One building on this list was the Pedestrian Arms Public House on Newtown Road, to the west of the city.
It has appeared to struggle over recent years and towards the end of 2014 the decision to demolish it was made by the council.
The two story property had been placed on the market in Dec 2012 by the owners Punch Taverns with an asking price of £175,000.
Closed since early 2013 demolition began with the removal of roof slates and the disposal of internal fixtures and fittings.
State Management Scheme
The Pedestrian Arms was one of the many public houses that were taken over by the Government in the early 1900’s as part of the State Management Scheme.
This incentive ran from 1916 to 1973 and involved the transformation of the pub or inn from an often neglected unhygenic establishment into a renovated, food serving and welcoming social venue.
During the First World War, the emphasis in the scheme had been upon the elimination of drunkenness and the promotion of temperance; however, in peacetime a subtle shift took place and by 1925 a new policy had been introduced for providing comfortable women’s bars.
The history of the Pedestrian Arms stretches back more than 100 years. One map shows the land occupied as a public house in the 1860’s when Newtown Road was known as Cobden Street.
According to local archives, the pub has been called The Pedestrian since 1869. However, it was known as the North British Railway Inn between 1876 and 1920, before reverting to its old name in 1921.

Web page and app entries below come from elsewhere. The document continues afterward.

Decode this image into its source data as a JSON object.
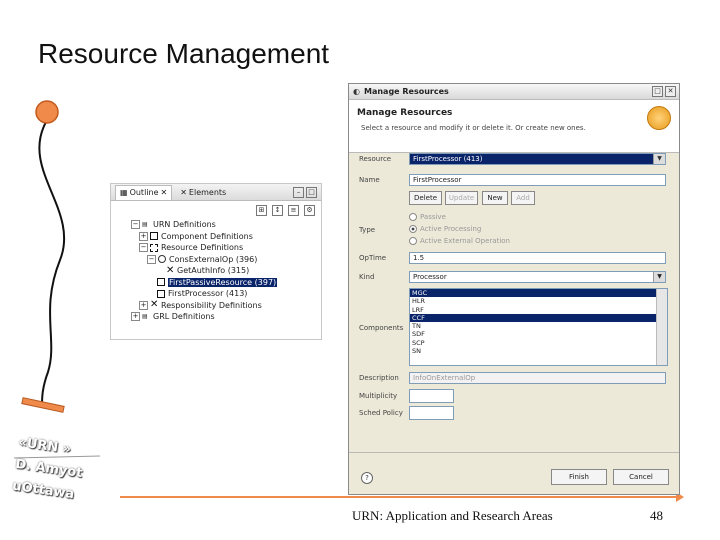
{
  "slide": {
    "title": "Resource Management",
    "footer": "URN: Application and Research Areas",
    "page_number": "48"
  },
  "stamp": {
    "line1": "«URN »",
    "line2": "D. Amyot",
    "line3": "uOttawa"
  },
  "outline": {
    "tabs": [
      {
        "label": "Outline",
        "icon": "outline-icon"
      },
      {
        "label": "Elements",
        "icon": "elements-icon"
      }
    ],
    "tree": [
      {
        "label": "URN Definitions",
        "twisty": "−",
        "icon": "urn-icon"
      },
      {
        "label": "Component Definitions",
        "twisty": "+",
        "icon": "square-icon"
      },
      {
        "label": "Resource Definitions",
        "twisty": "−",
        "icon": "resource-icon"
      },
      {
        "label": "ConsExternalOp (396)",
        "twisty": "−",
        "icon": "circle-icon"
      },
      {
        "label": "GetAuthInfo (315)",
        "twisty": "",
        "icon": "x-icon"
      },
      {
        "label": "FirstPassiveResource (397)",
        "twisty": "",
        "icon": "square-icon",
        "selected": true
      },
      {
        "label": "FirstProcessor (413)",
        "twisty": "",
        "icon": "square-icon"
      },
      {
        "label": "Responsibility Definitions",
        "twisty": "+",
        "icon": "x-icon"
      },
      {
        "label": "GRL Definitions",
        "twisty": "+",
        "icon": "grl-icon"
      }
    ]
  },
  "dialog": {
    "window_title": "Manage Resources",
    "heading": "Manage Resources",
    "description": "Select a resource and modify it or delete it. Or create new ones.",
    "labels": {
      "resource": "Resource",
      "name": "Name",
      "type": "Type",
      "optime": "OpTime",
      "kind": "Kind",
      "components": "Components",
      "description": "Description",
      "multiplicity": "Multiplicity",
      "sched_policy": "Sched Policy"
    },
    "resource_value": "FirstProcessor (413)",
    "name_value": "FirstProcessor",
    "buttons": {
      "delete": "Delete",
      "update": "Update",
      "new": "New",
      "add": "Add",
      "finish": "Finish",
      "cancel": "Cancel"
    },
    "type_options": [
      {
        "label": "Passive",
        "checked": false
      },
      {
        "label": "Active Processing",
        "checked": true
      },
      {
        "label": "Active External Operation",
        "checked": false
      }
    ],
    "optime_value": "1.5",
    "kind_value": "Processor",
    "components": [
      {
        "label": "MGC",
        "selected": true
      },
      {
        "label": "HLR",
        "selected": false
      },
      {
        "label": "LRF",
        "selected": false
      },
      {
        "label": "CCF",
        "selected": true
      },
      {
        "label": "TN",
        "selected": false
      },
      {
        "label": "SDF",
        "selected": false
      },
      {
        "label": "SCP",
        "selected": false
      },
      {
        "label": "SN",
        "selected": false
      }
    ],
    "description_value": "InfoOnExternalOp",
    "multiplicity_value": "",
    "sched_policy_value": ""
  }
}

In April 2014 Carlisle City Planning Department agreed an outline planning application for the site for a residential development